Providing new therapies to address colorectal cancer is an important challenge because colon cancer is the second leading cause of cancer-related deaths in the United States. In 2010, there were 51,370 colon cancer deaths in the United States. Colon cancer therapeutic options are currently limited to surgery, radiation, or chemotherapy. These non-specific therapies are effective for early stage but not for metastatic colon cancer and frequently cause untoward gastrointestinal and hematologic side effects. Further, monoclonal antibody treatments specific for colon cancer are reserved for patients with advanced disease because these therapies provide limited clinical benefit. Thus, there is an urgent major unmet medical need for the development of specific, inexpensive and convenient targeted treatments for colon cancer.

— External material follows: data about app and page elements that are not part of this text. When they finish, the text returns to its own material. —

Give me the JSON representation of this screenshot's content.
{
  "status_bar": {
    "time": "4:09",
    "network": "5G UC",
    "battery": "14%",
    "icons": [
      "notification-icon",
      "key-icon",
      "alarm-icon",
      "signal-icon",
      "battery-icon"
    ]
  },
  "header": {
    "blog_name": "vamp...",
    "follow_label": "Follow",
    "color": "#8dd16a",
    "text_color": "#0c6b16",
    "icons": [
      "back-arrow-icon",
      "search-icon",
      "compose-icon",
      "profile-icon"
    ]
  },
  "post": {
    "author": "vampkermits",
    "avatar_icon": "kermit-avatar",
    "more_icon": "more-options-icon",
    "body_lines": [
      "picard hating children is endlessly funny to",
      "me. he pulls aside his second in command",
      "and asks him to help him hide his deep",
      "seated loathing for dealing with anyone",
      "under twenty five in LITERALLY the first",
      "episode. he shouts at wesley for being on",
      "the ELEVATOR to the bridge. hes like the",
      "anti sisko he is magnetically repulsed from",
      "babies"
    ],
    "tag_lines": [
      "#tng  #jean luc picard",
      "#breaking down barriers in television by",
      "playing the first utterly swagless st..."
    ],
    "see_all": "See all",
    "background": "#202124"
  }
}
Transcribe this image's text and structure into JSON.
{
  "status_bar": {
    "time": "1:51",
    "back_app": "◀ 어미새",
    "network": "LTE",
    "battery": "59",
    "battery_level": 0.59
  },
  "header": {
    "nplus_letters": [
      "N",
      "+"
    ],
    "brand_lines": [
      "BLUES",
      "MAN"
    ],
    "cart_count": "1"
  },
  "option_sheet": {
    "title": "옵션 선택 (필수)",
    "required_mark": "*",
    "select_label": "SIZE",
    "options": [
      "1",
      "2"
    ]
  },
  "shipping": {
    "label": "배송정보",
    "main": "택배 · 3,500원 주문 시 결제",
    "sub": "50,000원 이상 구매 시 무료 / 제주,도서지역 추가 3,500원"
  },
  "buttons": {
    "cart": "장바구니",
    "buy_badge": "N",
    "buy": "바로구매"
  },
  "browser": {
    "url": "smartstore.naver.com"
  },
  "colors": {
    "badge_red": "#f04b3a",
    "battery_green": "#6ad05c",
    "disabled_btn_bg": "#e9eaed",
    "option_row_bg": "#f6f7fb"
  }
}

Medicinal chemistry refinement has resulted in a drug-like lead compound that has shown much promise as a compound that inhibits colon cancer cell proliferation in vitro. The ChemRegen program will develop the lead compound and test the feasibility of this lead as a new approach to stopping colon cancer. This investigation takes advantage of a highly selective method that circumvents major limitations of currently available agents. The molecular target is directly linked to cancer cell proliferation and we postulate that compounds targeting this protein component of dysregulated signal transduction may be very efficacious anti-cancer therapies with minimal adverse effects.